## DATA FOR THIS TASK
%%

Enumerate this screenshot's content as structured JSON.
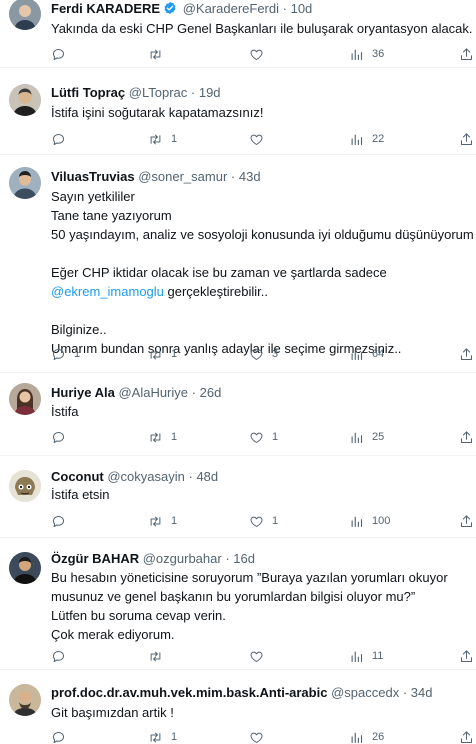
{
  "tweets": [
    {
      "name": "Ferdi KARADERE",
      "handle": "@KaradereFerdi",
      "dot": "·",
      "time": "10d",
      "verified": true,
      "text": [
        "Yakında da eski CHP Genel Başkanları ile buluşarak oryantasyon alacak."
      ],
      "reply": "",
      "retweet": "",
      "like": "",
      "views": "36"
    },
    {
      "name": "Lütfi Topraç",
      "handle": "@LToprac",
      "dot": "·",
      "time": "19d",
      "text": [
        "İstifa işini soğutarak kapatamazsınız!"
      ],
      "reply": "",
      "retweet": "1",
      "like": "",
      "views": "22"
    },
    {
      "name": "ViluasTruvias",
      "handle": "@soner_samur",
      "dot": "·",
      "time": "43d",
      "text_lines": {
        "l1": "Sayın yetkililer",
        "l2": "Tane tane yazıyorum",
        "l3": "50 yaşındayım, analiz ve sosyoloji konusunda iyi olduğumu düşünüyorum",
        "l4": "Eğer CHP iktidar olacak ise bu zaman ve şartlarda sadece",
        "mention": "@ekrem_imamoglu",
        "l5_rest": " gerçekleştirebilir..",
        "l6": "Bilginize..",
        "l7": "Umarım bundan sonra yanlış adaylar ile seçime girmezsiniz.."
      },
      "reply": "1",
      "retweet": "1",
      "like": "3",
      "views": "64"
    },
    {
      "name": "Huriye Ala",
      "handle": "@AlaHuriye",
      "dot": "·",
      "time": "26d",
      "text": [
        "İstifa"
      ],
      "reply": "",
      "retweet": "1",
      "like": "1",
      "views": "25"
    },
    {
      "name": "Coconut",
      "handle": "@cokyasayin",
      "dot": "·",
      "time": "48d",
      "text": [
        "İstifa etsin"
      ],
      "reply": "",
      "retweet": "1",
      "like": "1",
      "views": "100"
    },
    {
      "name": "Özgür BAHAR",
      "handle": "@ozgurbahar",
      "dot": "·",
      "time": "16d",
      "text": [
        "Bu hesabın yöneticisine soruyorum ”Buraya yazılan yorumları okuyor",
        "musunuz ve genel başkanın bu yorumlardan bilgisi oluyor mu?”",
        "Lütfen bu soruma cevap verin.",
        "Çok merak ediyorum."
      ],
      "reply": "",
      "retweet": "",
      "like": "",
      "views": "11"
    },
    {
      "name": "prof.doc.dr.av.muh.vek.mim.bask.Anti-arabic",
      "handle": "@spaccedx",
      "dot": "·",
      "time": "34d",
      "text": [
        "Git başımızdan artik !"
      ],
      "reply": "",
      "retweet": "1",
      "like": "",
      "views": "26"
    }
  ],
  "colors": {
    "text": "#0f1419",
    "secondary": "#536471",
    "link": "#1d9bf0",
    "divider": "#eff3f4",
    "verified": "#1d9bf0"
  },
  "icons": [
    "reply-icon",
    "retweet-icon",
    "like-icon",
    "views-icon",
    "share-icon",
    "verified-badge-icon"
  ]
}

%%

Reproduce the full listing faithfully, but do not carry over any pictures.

Enumerate this screenshot's content as structured JSON.
{
  "tweets": [
    {
      "name": "Ferdi KARADERE",
      "handle": "@KaradereFerdi",
      "dot": "·",
      "time": "10d",
      "verified": true,
      "text": [
        "Yakında da eski CHP Genel Başkanları ile buluşarak oryantasyon alacak."
      ],
      "reply": "",
      "retweet": "",
      "like": "",
      "views": "36"
    },
    {
      "name": "Lütfi Topraç",
      "handle": "@LToprac",
      "dot": "·",
      "time": "19d",
      "text": [
        "İstifa işini soğutarak kapatamazsınız!"
      ],
      "reply": "",
      "retweet": "1",
      "like": "",
      "views": "22"
    },
    {
      "name": "ViluasTruvias",
      "handle": "@soner_samur",
      "dot": "·",
      "time": "43d",
      "text_lines": {
        "l1": "Sayın yetkililer",
        "l2": "Tane tane yazıyorum",
        "l3": "50 yaşındayım, analiz ve sosyoloji konusunda iyi olduğumu düşünüyorum",
        "l4": "Eğer CHP iktidar olacak ise bu zaman ve şartlarda sadece",
        "mention": "@ekrem_imamoglu",
        "l5_rest": " gerçekleştirebilir..",
        "l6": "Bilginize..",
        "l7": "Umarım bundan sonra yanlış adaylar ile seçime girmezsiniz.."
      },
      "reply": "1",
      "retweet": "1",
      "like": "3",
      "views": "64"
    },
    {
      "name": "Huriye Ala",
      "handle": "@AlaHuriye",
      "dot": "·",
      "time": "26d",
      "text": [
        "İstifa"
      ],
      "reply": "",
      "retweet": "1",
      "like": "1",
      "views": "25"
    },
    {
      "name": "Coconut",
      "handle": "@cokyasayin",
      "dot": "·",
      "time": "48d",
      "text": [
        "İstifa etsin"
      ],
      "reply": "",
      "retweet": "1",
      "like": "1",
      "views": "100"
    },
    {
      "name": "Özgür BAHAR",
      "handle": "@ozgurbahar",
      "dot": "·",
      "time": "16d",
      "text": [
        "Bu hesabın yöneticisine soruyorum ”Buraya yazılan yorumları okuyor",
        "musunuz ve genel başkanın bu yorumlardan bilgisi oluyor mu?”",
        "Lütfen bu soruma cevap verin.",
        "Çok merak ediyorum."
      ],
      "reply": "",
      "retweet": "",
      "like": "",
      "views": "11"
    },
    {
      "name": "prof.doc.dr.av.muh.vek.mim.bask.Anti-arabic",
      "handle": "@spaccedx",
      "dot": "·",
      "time": "34d",
      "text": [
        "Git başımızdan artik !"
      ],
      "reply": "",
      "retweet": "1",
      "like": "",
      "views": "26"
    }
  ],
  "colors": {
    "text": "#0f1419",
    "secondary": "#536471",
    "link": "#1d9bf0",
    "divider": "#eff3f4",
    "verified": "#1d9bf0"
  },
  "icons": [
    "reply-icon",
    "retweet-icon",
    "like-icon",
    "views-icon",
    "share-icon",
    "verified-badge-icon"
  ]
}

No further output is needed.